Release time：2023-09-21 Number of views: 20
Is Texas A&M a Military School?
Texas A&M University, commonly known as Texas A&M or TAMU, is a renowned public research university located in College Station, Texas. It is the flagship institution of the Texas A&M University System and has a rich history and heritage dating back to its establishment in 1876. One question that often arises is whether Texas A&M is a military school. In this article, we will delve into the history and traditions of Texas A&M to answer this question definitively.
Texas A&M University has a strong connection to the military due to its origins. In the late 1800s, shortly after the Civil War, the U.S. Congress passed the Morrill Act, which provided federal funds to establish land-grant colleges. Texas A&M was one of the first institutions to be created under this act, and its primary purpose was to provide military education and training to young men.
Initially, Texas A&M functioned as a military academy, with a focus on training cadets to become officers in the armed forces. The Corps of Cadets, the military organization within the university, was an integral part of the institution, and all male students were required to participate in military training. The early years of Texas A&M were characterized by strict discipline, military drills, and a rigid hierarchical structure.
As time went on, Texas A&M gradually transitioned into a comprehensive university while still maintaining its military roots. The mandatory military training requirement was eventually lifted, allowing students to choose whether or not to join the Corps of Cadets. Today, Texas A&M offers a wide range of academic programs across various disciplines, including engineering, science, business, agriculture, and liberal arts.
Although Texas A&M is no longer solely a military school, the military aspect remains an essential part of its identity and traditions. The Corps of Cadets still exists and plays a significant role in the university community. Cadets undergo rigorous training and adhere to a strict code of conduct, instilling discipline, leadership, and responsibility. They participate in numerous military ceremonies and events, including drill competitions, parades, and the March to the Brazos River before football games.
The affiliation with the military also extends to the Reserve Officer Training Corps (ROTC) programs available at Texas A&M. Students who wish to receive military training alongside their academic studies can join the Army ROTC, Air Force ROTC, or Navy/Marine Corps ROTC programs. These programs provide an avenue for future officers to receive education and training in their respective branches of the military.
Another notable military-related tradition at Texas A&M is the Silver Taps ceremony. This solemn occasion is held on the first Tuesday of every month to honor any current students, former students, or faculty members who have passed away during the previous month. The ceremony involves the playing of taps, a 21-gun salute, and the lighting of the campus statue known as the "Academic Building."

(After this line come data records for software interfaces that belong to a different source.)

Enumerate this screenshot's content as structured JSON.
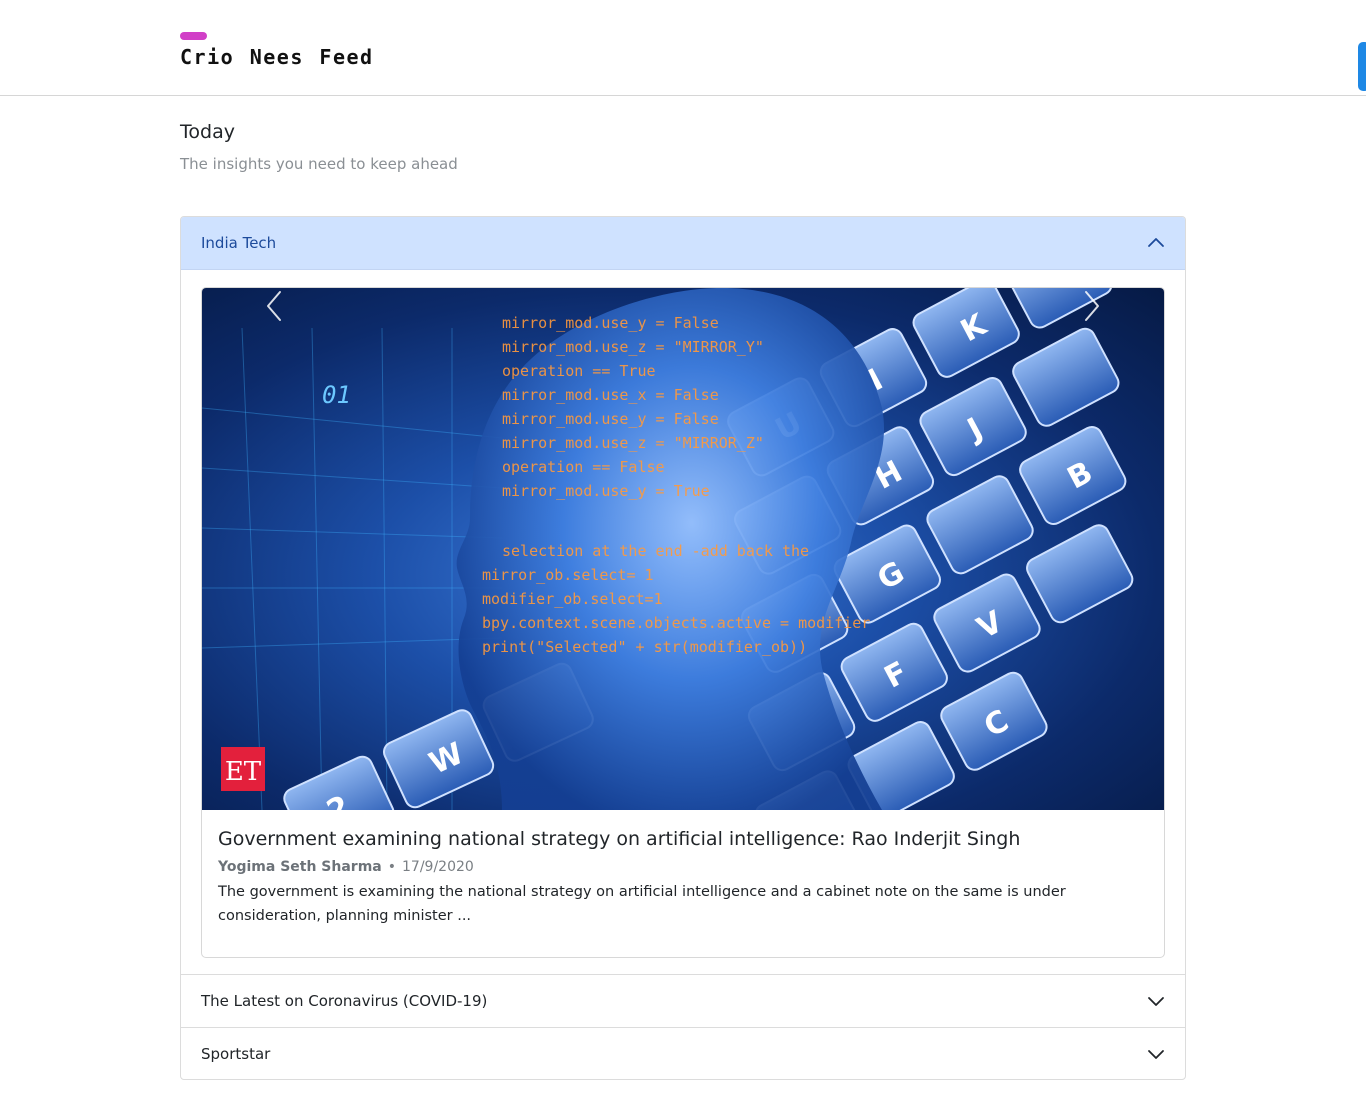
{
  "header": {
    "brand": "Crio Nees Feed",
    "accent_color": "#d13fc7"
  },
  "intro": {
    "title": "Today",
    "subtitle": "The insights you need to keep ahead"
  },
  "accordion": {
    "sections": [
      {
        "label": "India Tech",
        "expanded": true,
        "article": {
          "image_description": "Blue digital illustration of a human head profile with code lines and a laptop keyboard",
          "source_logo": "ET",
          "title": "Government examining national strategy on artificial intelligence: Rao Inderjit Singh",
          "author": "Yogima Seth Sharma",
          "separator": "•",
          "date": "17/9/2020",
          "description": "The government is examining the national strategy on artificial intelligence and a cabinet note on the same is under consideration, planning minister ..."
        }
      },
      {
        "label": "The Latest on Coronavirus (COVID-19)",
        "expanded": false
      },
      {
        "label": "Sportstar",
        "expanded": false
      }
    ]
  },
  "colors": {
    "active_header_bg": "#cfe2ff",
    "active_header_text": "#1c4a9b",
    "edge_tab": "#1e88e5"
  },
  "icons": {
    "expanded": "chevron-up-icon",
    "collapsed": "chevron-down-icon",
    "carousel_prev": "chevron-left-icon",
    "carousel_next": "chevron-right-icon"
  }
}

In conclusion, while Texas A&M University is not strictly a military school in the conventional sense today, it has a strong military connection and remains deeply rooted in its military heritage. The presence of the Corps of Cadets, ROTC programs, and military-related traditions demonstrates the university's commitment to instilling values of discipline, honor, and service. Texas A&M offers students a unique blend of academic excellence and military tradition, making it a distinctive institution in the landscape of American higher education.